_EXERCISE MATERIAL:_
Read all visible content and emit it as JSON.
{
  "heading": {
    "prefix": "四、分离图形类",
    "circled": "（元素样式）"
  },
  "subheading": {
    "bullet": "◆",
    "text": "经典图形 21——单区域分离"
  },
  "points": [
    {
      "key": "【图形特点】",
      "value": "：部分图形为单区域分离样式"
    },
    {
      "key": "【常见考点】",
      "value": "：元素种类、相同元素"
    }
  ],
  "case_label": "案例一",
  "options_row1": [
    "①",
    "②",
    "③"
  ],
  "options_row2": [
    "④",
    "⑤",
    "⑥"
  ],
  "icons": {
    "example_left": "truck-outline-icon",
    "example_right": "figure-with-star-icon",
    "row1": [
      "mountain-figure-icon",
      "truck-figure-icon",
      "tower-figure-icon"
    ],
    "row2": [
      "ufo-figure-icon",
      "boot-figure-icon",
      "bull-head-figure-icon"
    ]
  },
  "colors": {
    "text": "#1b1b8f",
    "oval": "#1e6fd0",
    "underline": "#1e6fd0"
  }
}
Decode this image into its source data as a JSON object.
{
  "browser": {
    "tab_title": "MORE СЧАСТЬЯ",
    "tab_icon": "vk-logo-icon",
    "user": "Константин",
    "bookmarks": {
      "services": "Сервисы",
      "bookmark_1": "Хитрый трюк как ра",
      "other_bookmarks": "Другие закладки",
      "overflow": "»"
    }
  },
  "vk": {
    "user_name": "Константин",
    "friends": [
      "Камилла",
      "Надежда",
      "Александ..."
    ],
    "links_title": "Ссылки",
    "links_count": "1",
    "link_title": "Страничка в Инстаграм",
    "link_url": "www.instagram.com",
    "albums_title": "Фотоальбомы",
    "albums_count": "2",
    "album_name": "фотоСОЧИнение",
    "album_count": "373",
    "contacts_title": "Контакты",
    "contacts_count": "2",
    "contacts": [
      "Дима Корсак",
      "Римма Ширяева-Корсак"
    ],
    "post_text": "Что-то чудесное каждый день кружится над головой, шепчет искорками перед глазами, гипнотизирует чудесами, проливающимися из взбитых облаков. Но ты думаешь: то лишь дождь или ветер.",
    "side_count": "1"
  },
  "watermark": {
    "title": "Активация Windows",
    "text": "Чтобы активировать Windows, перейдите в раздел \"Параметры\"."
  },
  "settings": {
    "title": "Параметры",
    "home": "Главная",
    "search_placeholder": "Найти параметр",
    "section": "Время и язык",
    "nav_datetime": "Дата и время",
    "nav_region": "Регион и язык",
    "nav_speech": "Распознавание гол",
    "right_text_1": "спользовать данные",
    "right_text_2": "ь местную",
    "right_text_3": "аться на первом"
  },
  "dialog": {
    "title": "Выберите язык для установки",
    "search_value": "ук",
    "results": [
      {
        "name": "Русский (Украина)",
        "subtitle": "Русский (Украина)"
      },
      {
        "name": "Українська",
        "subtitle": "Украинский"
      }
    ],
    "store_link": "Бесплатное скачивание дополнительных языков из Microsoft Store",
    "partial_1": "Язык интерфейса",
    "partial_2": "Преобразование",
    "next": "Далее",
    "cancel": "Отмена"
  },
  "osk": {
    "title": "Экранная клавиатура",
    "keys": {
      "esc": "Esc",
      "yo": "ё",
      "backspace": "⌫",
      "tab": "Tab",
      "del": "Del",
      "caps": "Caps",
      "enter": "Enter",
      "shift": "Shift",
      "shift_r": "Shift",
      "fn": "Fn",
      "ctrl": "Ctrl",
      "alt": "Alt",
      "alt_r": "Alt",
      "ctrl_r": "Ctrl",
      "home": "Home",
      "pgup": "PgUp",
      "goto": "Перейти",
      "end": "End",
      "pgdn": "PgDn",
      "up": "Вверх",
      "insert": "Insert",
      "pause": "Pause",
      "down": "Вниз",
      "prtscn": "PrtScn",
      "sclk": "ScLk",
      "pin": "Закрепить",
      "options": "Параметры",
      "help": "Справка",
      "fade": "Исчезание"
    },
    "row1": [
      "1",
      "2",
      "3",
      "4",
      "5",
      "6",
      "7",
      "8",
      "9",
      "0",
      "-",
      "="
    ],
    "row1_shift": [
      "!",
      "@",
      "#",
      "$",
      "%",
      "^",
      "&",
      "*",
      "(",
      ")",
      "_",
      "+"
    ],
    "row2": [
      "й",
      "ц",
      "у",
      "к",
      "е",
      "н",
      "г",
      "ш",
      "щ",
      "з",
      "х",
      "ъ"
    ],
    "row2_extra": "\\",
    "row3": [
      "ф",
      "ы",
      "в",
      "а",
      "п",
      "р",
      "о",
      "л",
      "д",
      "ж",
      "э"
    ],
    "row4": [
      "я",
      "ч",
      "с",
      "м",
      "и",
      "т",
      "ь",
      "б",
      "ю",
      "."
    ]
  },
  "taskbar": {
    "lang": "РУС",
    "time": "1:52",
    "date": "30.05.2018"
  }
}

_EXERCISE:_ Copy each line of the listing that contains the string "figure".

_TASK RESULT:_
    "example_right": "figure-with-star-icon",
      "mountain-figure-icon",
      "truck-figure-icon",
      "tower-figure-icon"
      "ufo-figure-icon",
      "boot-figure-icon",
      "bull-head-figure-icon"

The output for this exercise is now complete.